Do you have any core memories when you started riding the Strider Bike?

BM: Back when I was on a Strider, I was obsessed with making obstacle courses and tracks. Whether it was in the driveway, at the Strider office, or anywhere that two wheels could roll. I was always pushing myself to go a little faster, slide a little further, or jump a little higher. One of my favorite memories is from when we set up a booth at Laguna Seca Speedway back in 2009. On one of the days, they had a kid’s bike race through an obstacle course. Of course, all the other toddlers were racing on regular pedal bikes, and I was on my Strider. I didn’t know what to expect but I dusted the pack and took first place! I was really happy. I always loved showing off new tricks/skills to my dad and it was the best when he would get the camera out to make YouTube videos. When the business was just getting started, I remember spending a lot of my time as a “mobile advertisement”. We were always testing out new prototypes and designs, so we took a Strider with us almost everywhere. I think my dad would notice when people were glancing at the weird no-pedal bike when we were out in public, so he would tell me to go ride up to them with a big smile and hand them a business card. 

Did you ever feel weird riding a bike with no pedals?

BM: When I was riding the Strider, I wasn’t concerned about it looking weird or what other people might think. I spent most of my two wheeled time on the strider, even after I could ride a pedal bike. I liked how simple and light it was because it was easy to practice tricks and jump around.  

Were you the first of your friends to learn to ride a bike?

BM: My 3-year-old friends back then were also Strider test riders, so we all learned at the same time! People were always surprised when they asked, “how old were you when you learned to ride a bike?” and I’d answer with “three”.   
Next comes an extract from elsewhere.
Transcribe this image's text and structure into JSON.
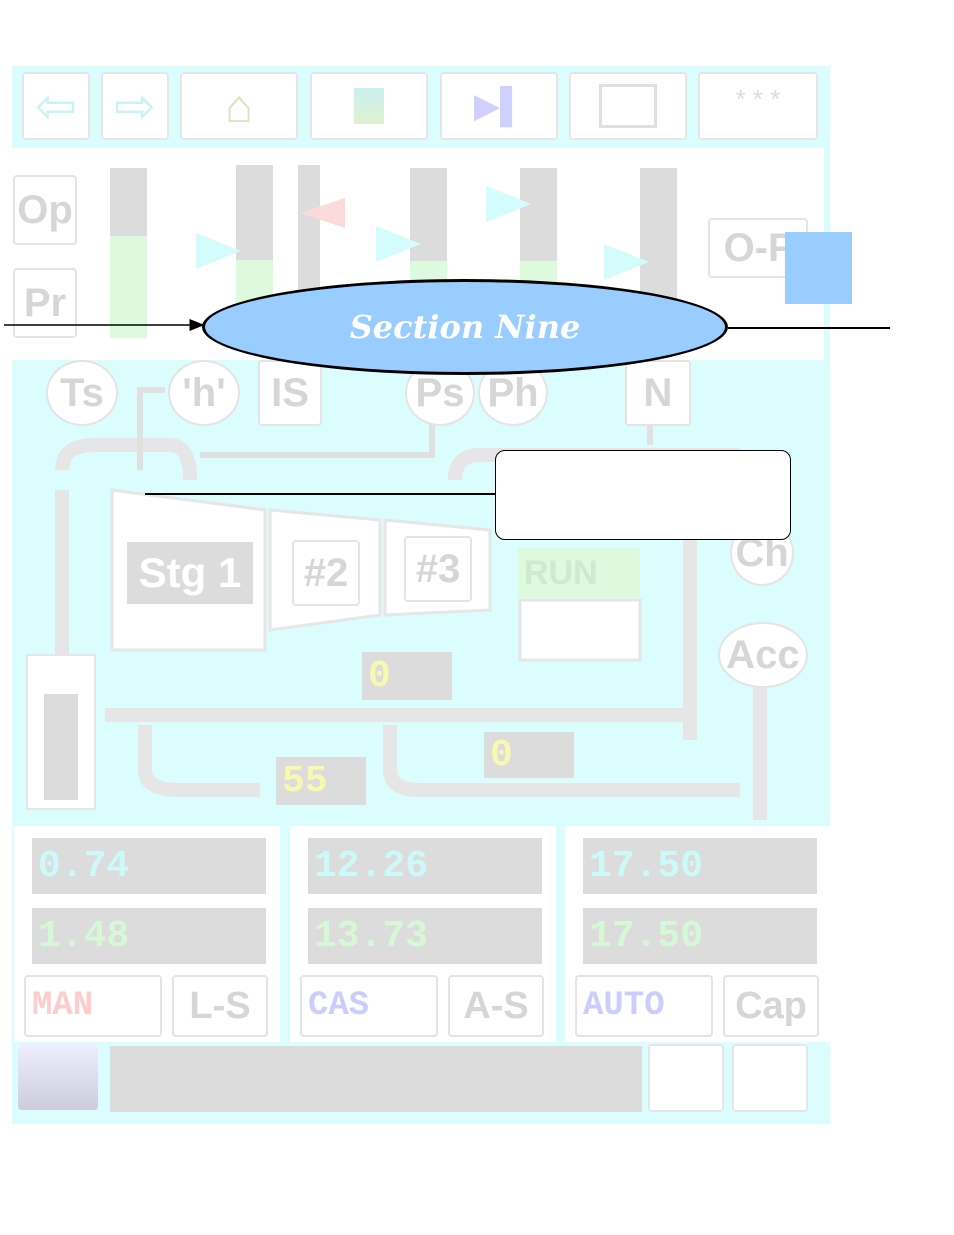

Boy does a wheelie on the first blue Strider Yamaha Balance Bike

How has learning to ride on a Strider impacted your love of riding? 

BM: Growing up on my Strider is the foundation of my love for riding. It’s been in my blood from a young age, and I was able to learn lots of skills I needed for biking and moto. I remember being obsessed with supercross and I knew all the riders, what bikes they were on, and their race number when I was 3 years old.  I always wanted my Strider to be a 450 dirt bike so I could hit those big jumps and rail the corners. Strider riding ignited my two wheeled passion and I love riding more and more every day.  

What is your favorite trick/jump to do on a bike?  

BM: Doing a whip and getting the back end out on a big floater has got to be one of the best things in the world.

What is your favorite place to ride and why? 

BM: There’s only one right answer for me and it has got to be Bentonville, Arkansas. The engineering and trail development is on another level!  

How many bikes do you currently own?  

BM: Right now, I have 4 bikes. I’ve got a yz250fx, an e-bike, enduro bike, and a trials bike.  

What is your favorite biking snack? 

BM: My absolute go-to biking snack would be some salty potato chips, a snickers bar, and ICE cold water!  

Who are your favorite people to ride with? 

BM: I love going out with my brother and dad. We’ve gone on lots and lots of adventures with two wheels. I also like to hit the motocross track every now and then with my cousin Dane of some of my buddies.  

If you could ride anywhere in the world, where would it be and why? 

BM: I’m going to be basic and say Whistler, British Columbia. It’s the top dog for mountain bike parks. The trails are flowy, and the jumps are big, so I’m all for it!

Why bike? 

BM: Aside from the most important thing, fun, it improves cardio-vascular and aerobic fitness, boots energy, builds muscle, and improves coordination. You can challenge yourself to learn new things and the discipline you need will transfer to other things in your life.  

What’s a piece of advice you can offer to kids learning to ride?  

BM: Don’t be afraid to be creative! Try new things, go over obstacles, ride in the grass, ride in the snow, do whatever you want! When you love to ride, you live to ride. The most important thing is to just have fun on your bike! 

Is there anything else you’d like to add or would like people to know?  

BM: Milk gives you superpowers.